On October 14, Aaron Smith shot his brother-in-law, Robert Van Hemert, in their Utah home following a family argument. But officials have ruled that the use of deadly defense was justified, that Smith did so in self-defense, and he will not be facing criminal charges.
Smith had been invited over to his sister’s house making him lawfully allowed in the home. Shortly after entering the home, an argument broke out between Smith’s sister and her husband, Van Hemert, about rent for the home. Van Hemert was upset with his wife for taking a title loan on their car for the rent. Investigators reported that Smith stepped in and defended his sister, saying that Van Hemert was not contributing to the household’s finances due to his unemployment.
Van Hemert demanded that Smith leave the house. When he did not leave, Van Hemert walked into a nearby bedroom and loaded a magazine into a firearm. Cache County Attorney’s Office said,
“Within seconds, Van Hemert reentered the family room in an aggressive manner with a handgun in his right hand.”
Smith believed that his and his sister’s lives were in danger. In defense, he drew a handgun of this own that he had been carrying concealed, firing five shots at Van Hemert and hitting him in the head, neck and chest. He died at the scene.
Smith called 911 after the shooting and reporting to dispatch that he acted in self-defense after Van Hemert pulled the gun on him and his sister. Smith was taken into custody, but it was reported that he was compliant with investigators.
It has been reported Smith holds a valid firearm permit issued by the State of Utah, whereas Van Hemert, on the other hand, was a convicted felon and was prohibited from even owning a firearm. Cache County Attorney James M. Swink announced in a release,
“The investigation reveals that Smith used deadly force because he reasonably believed that such force was necessary to prevent Van Hemert from killing or seriously injuring him and perhaps others.
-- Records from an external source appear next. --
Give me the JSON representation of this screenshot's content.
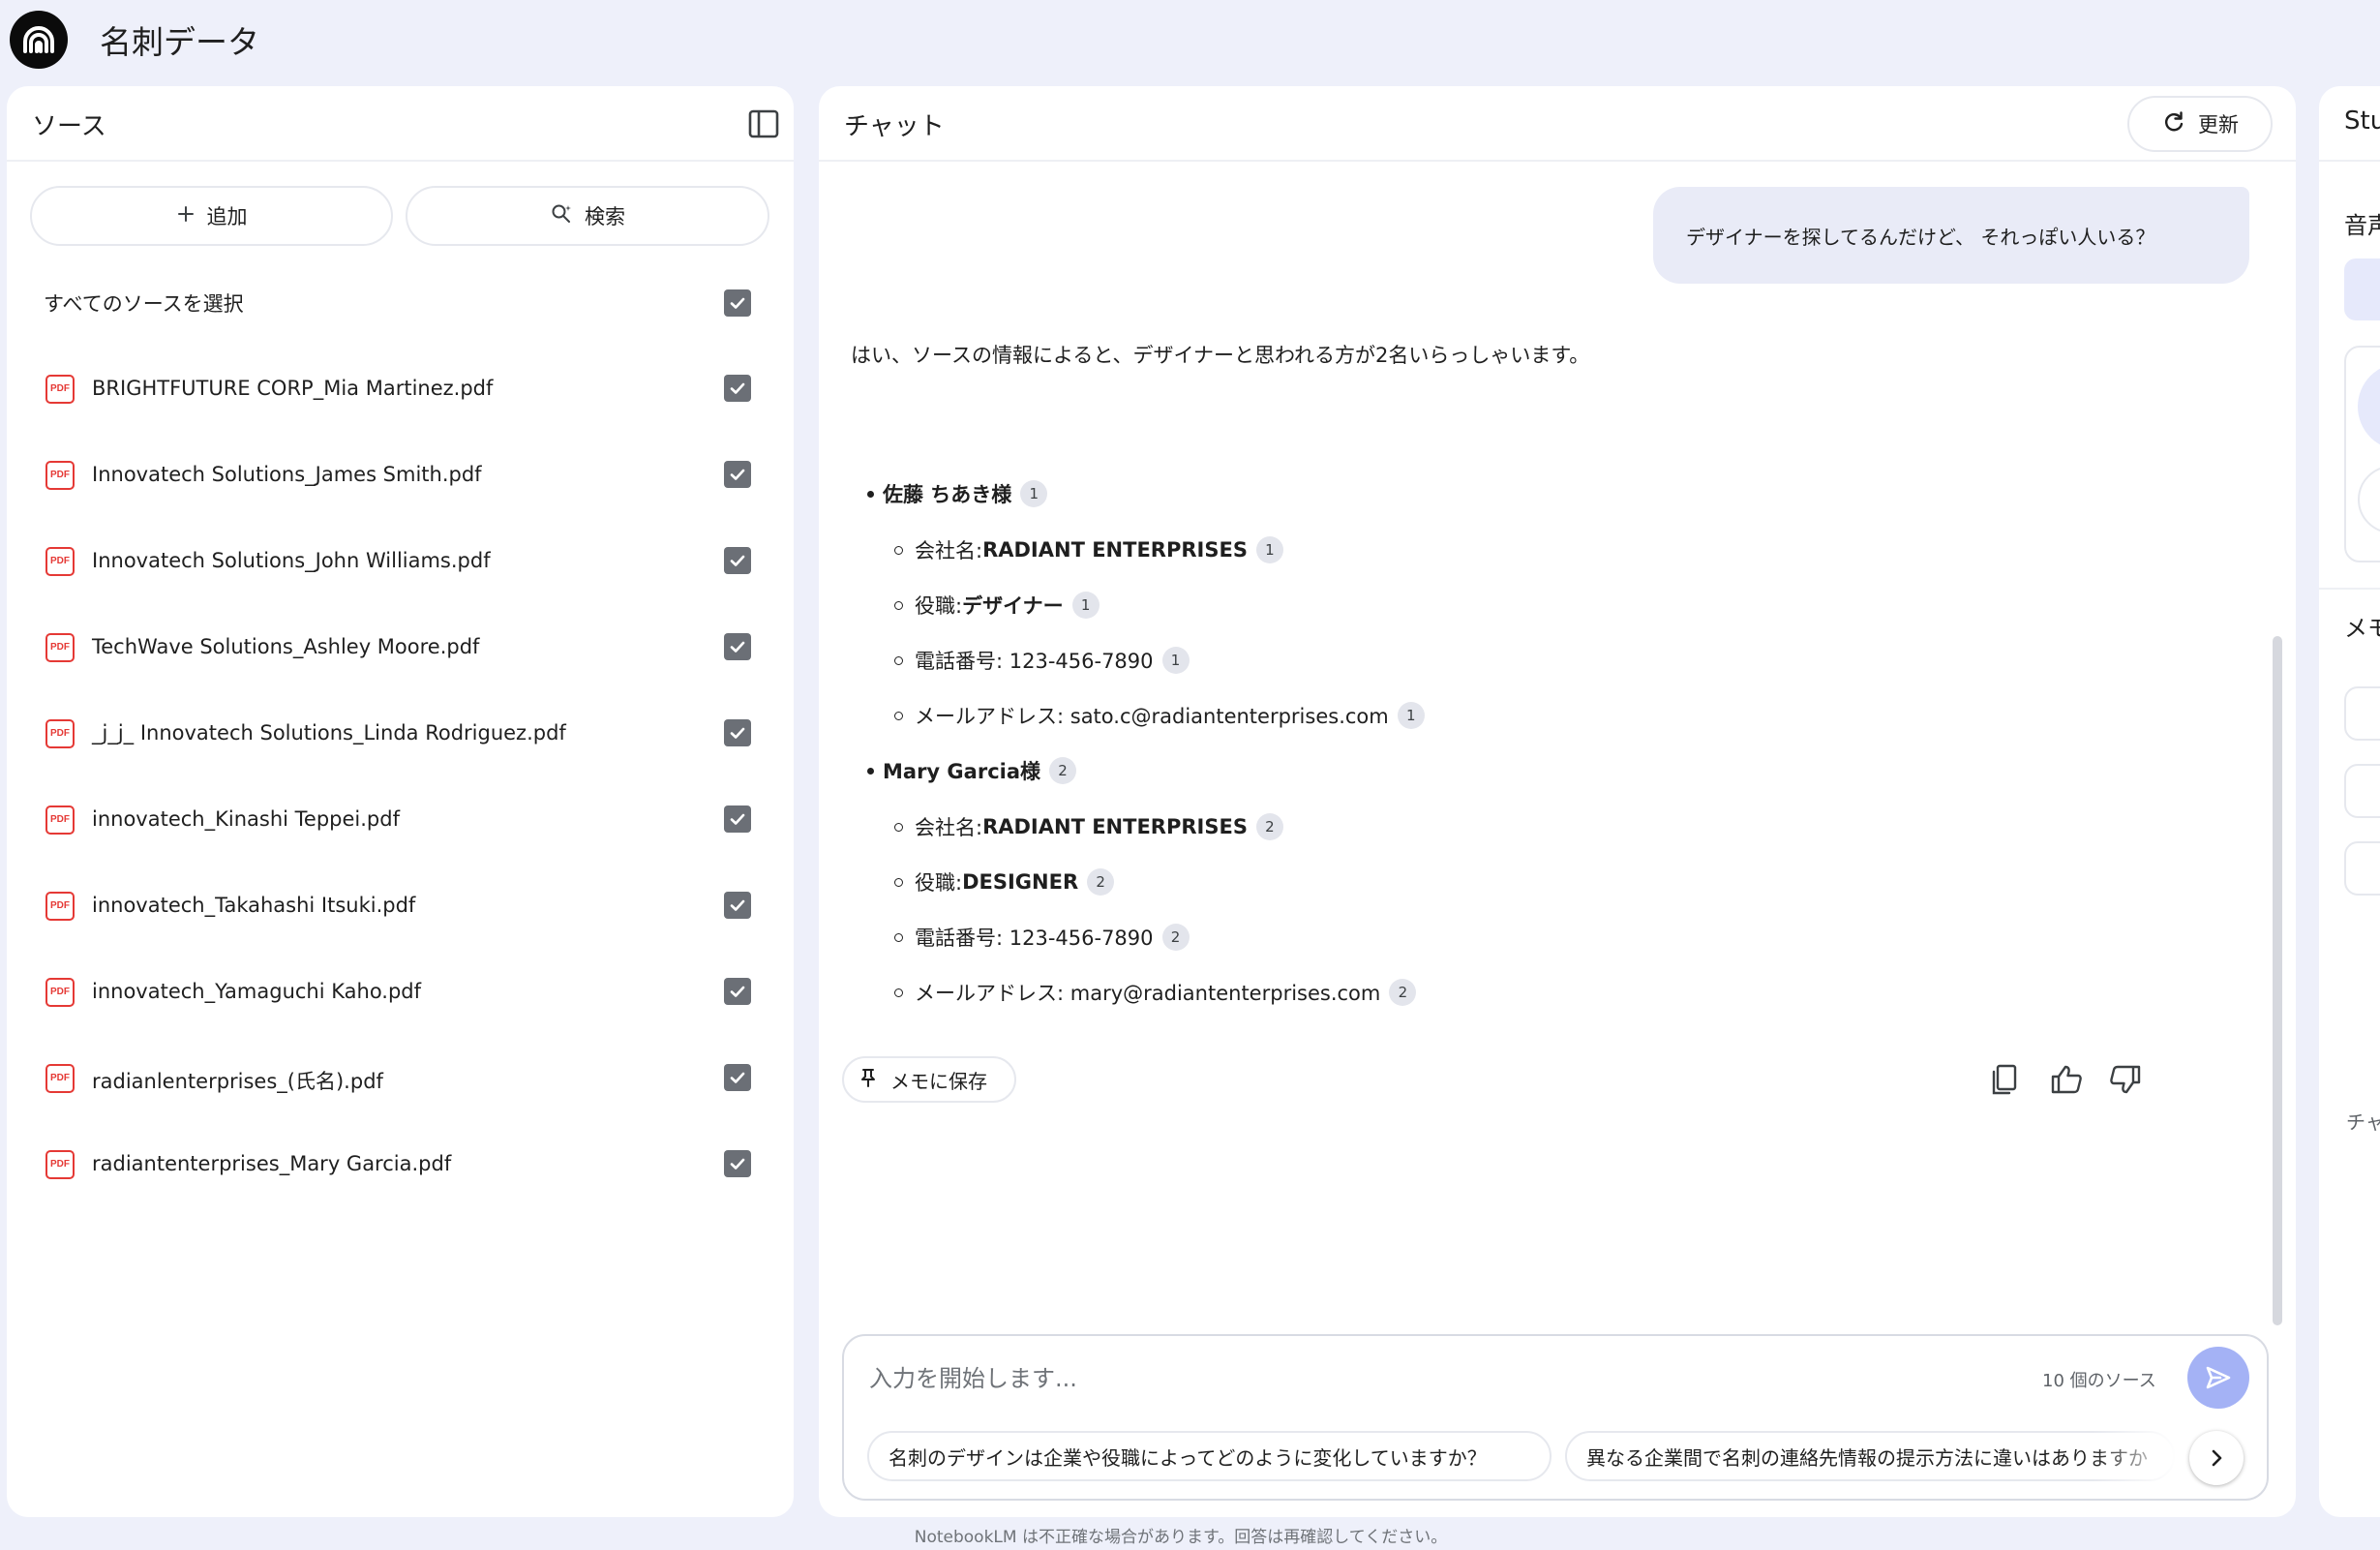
{
  "app": {
    "title": "名刺データ"
  },
  "sources": {
    "title": "ソース",
    "add_label": "追加",
    "search_label": "検索",
    "select_all_label": "すべてのソースを選択",
    "items": [
      {
        "name": "BRIGHTFUTURE CORP_Mia Martinez.pdf",
        "checked": true
      },
      {
        "name": "Innovatech Solutions_James Smith.pdf",
        "checked": true
      },
      {
        "name": "Innovatech Solutions_John Williams.pdf",
        "checked": true
      },
      {
        "name": "TechWave Solutions_Ashley Moore.pdf",
        "checked": true
      },
      {
        "name": "_j_j_ Innovatech Solutions_Linda Rodriguez.pdf",
        "checked": true
      },
      {
        "name": "innovatech_Kinashi Teppei.pdf",
        "checked": true
      },
      {
        "name": "innovatech_Takahashi Itsuki.pdf",
        "checked": true
      },
      {
        "name": "innovatech_Yamaguchi Kaho.pdf",
        "checked": true
      },
      {
        "name": "radianlenterprises_(氏名).pdf",
        "checked": true
      },
      {
        "name": "radiantenterprises_Mary Garcia.pdf",
        "checked": true
      }
    ],
    "pdf_icon_text": "PDF"
  },
  "chat": {
    "title": "チャット",
    "refresh_label": "更新",
    "user_message": "デザイナーを探してるんだけど、 それっぽい人いる？",
    "answer": {
      "intro": "はい、ソースの情報によると、デザイナーと思われる方が2名いらっしゃいます。",
      "people": [
        {
          "name": "佐藤 ちあき様",
          "citation": "1",
          "company_label": "会社名: ",
          "company": "RADIANT ENTERPRISES",
          "company_cite": "1",
          "role_label": "役職: ",
          "role": "デザイナー",
          "role_cite": "1",
          "phone": "電話番号: 123-456-7890",
          "phone_cite": "1",
          "email": "メールアドレス: sato.c@radiantenterprises.com",
          "email_cite": "1"
        },
        {
          "name": "Mary Garcia様",
          "citation": "2",
          "company_label": "会社名: ",
          "company": "RADIANT ENTERPRISES",
          "company_cite": "2",
          "role_label": "役職: ",
          "role": "DESIGNER",
          "role_cite": "2",
          "phone": "電話番号: 123-456-7890",
          "phone_cite": "2",
          "email": "メールアドレス: mary@radiantenterprises.com",
          "email_cite": "2"
        }
      ]
    },
    "save_note_label": "メモに保存",
    "input_placeholder": "入力を開始します...",
    "source_count": "10 個のソース",
    "suggestions": [
      "名刺のデザインは企業や役職によってどのように変化していますか？",
      "異なる企業間で名刺の連絡先情報の提示方法に違いはありますか"
    ],
    "disclaimer": "NotebookLM は不正確な場合があります。回答は再確認してください。"
  },
  "studio": {
    "title": "Studio",
    "audio_label": "音声",
    "memo_label": "メモ",
    "hint": "チャ"
  },
  "colors": {
    "background": "#eef0fa",
    "panel": "#ffffff",
    "accent": "#a4b2f5",
    "user_bubble": "#e9ebf7",
    "pdf_red": "#e53935",
    "checkbox": "#6b6f76"
  }
}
Conversely, the investigation also reveals that Van Hemert unlawfully used deadly force under circumstances not warranting the use of such force.”